• _Data to process_:
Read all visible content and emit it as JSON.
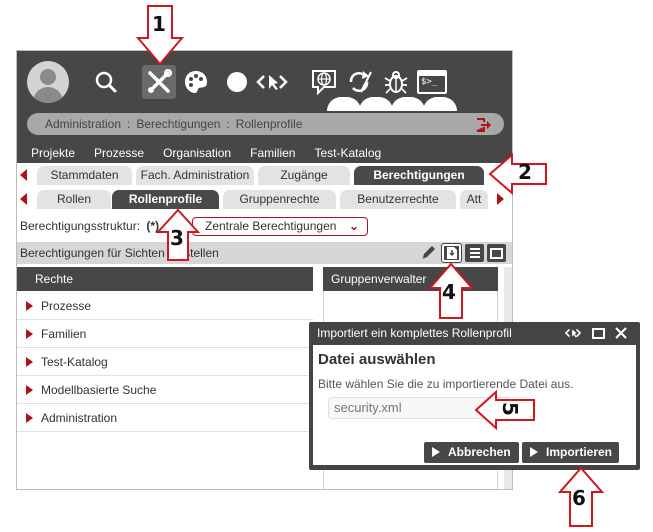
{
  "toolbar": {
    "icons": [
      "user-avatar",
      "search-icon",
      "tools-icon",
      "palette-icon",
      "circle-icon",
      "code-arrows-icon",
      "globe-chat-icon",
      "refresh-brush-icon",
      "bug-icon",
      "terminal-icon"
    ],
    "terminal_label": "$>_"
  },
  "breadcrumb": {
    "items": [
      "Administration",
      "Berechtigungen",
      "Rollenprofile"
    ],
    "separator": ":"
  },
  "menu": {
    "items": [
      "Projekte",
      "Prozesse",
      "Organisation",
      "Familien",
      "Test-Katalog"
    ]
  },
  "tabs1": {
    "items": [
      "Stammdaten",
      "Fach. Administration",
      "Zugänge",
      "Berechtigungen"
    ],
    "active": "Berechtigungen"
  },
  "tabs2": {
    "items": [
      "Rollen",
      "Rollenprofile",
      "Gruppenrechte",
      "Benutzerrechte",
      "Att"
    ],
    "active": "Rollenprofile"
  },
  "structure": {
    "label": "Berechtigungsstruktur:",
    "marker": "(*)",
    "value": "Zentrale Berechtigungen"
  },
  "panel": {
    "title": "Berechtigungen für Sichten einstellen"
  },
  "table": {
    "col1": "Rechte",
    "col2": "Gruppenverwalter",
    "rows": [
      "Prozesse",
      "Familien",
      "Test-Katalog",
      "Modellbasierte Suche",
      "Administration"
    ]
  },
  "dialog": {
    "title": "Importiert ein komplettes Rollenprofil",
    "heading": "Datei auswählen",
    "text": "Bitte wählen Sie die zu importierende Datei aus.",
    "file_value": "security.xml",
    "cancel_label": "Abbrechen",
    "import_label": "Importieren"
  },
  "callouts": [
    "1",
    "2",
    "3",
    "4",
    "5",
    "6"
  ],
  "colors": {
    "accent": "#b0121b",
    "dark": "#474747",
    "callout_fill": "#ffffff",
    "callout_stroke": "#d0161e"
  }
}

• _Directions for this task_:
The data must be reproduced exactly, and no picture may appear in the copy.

• _Task response_:
Read all visible content and emit it as JSON.
{
  "toolbar": {
    "icons": [
      "user-avatar",
      "search-icon",
      "tools-icon",
      "palette-icon",
      "circle-icon",
      "code-arrows-icon",
      "globe-chat-icon",
      "refresh-brush-icon",
      "bug-icon",
      "terminal-icon"
    ],
    "terminal_label": "$>_"
  },
  "breadcrumb": {
    "items": [
      "Administration",
      "Berechtigungen",
      "Rollenprofile"
    ],
    "separator": ":"
  },
  "menu": {
    "items": [
      "Projekte",
      "Prozesse",
      "Organisation",
      "Familien",
      "Test-Katalog"
    ]
  },
  "tabs1": {
    "items": [
      "Stammdaten",
      "Fach. Administration",
      "Zugänge",
      "Berechtigungen"
    ],
    "active": "Berechtigungen"
  },
  "tabs2": {
    "items": [
      "Rollen",
      "Rollenprofile",
      "Gruppenrechte",
      "Benutzerrechte",
      "Att"
    ],
    "active": "Rollenprofile"
  },
  "structure": {
    "label": "Berechtigungsstruktur:",
    "marker": "(*)",
    "value": "Zentrale Berechtigungen"
  },
  "panel": {
    "title": "Berechtigungen für Sichten einstellen"
  },
  "table": {
    "col1": "Rechte",
    "col2": "Gruppenverwalter",
    "rows": [
      "Prozesse",
      "Familien",
      "Test-Katalog",
      "Modellbasierte Suche",
      "Administration"
    ]
  },
  "dialog": {
    "title": "Importiert ein komplettes Rollenprofil",
    "heading": "Datei auswählen",
    "text": "Bitte wählen Sie die zu importierende Datei aus.",
    "file_value": "security.xml",
    "cancel_label": "Abbrechen",
    "import_label": "Importieren"
  },
  "callouts": [
    "1",
    "2",
    "3",
    "4",
    "5",
    "6"
  ],
  "colors": {
    "accent": "#b0121b",
    "dark": "#474747",
    "callout_fill": "#ffffff",
    "callout_stroke": "#d0161e"
  }
}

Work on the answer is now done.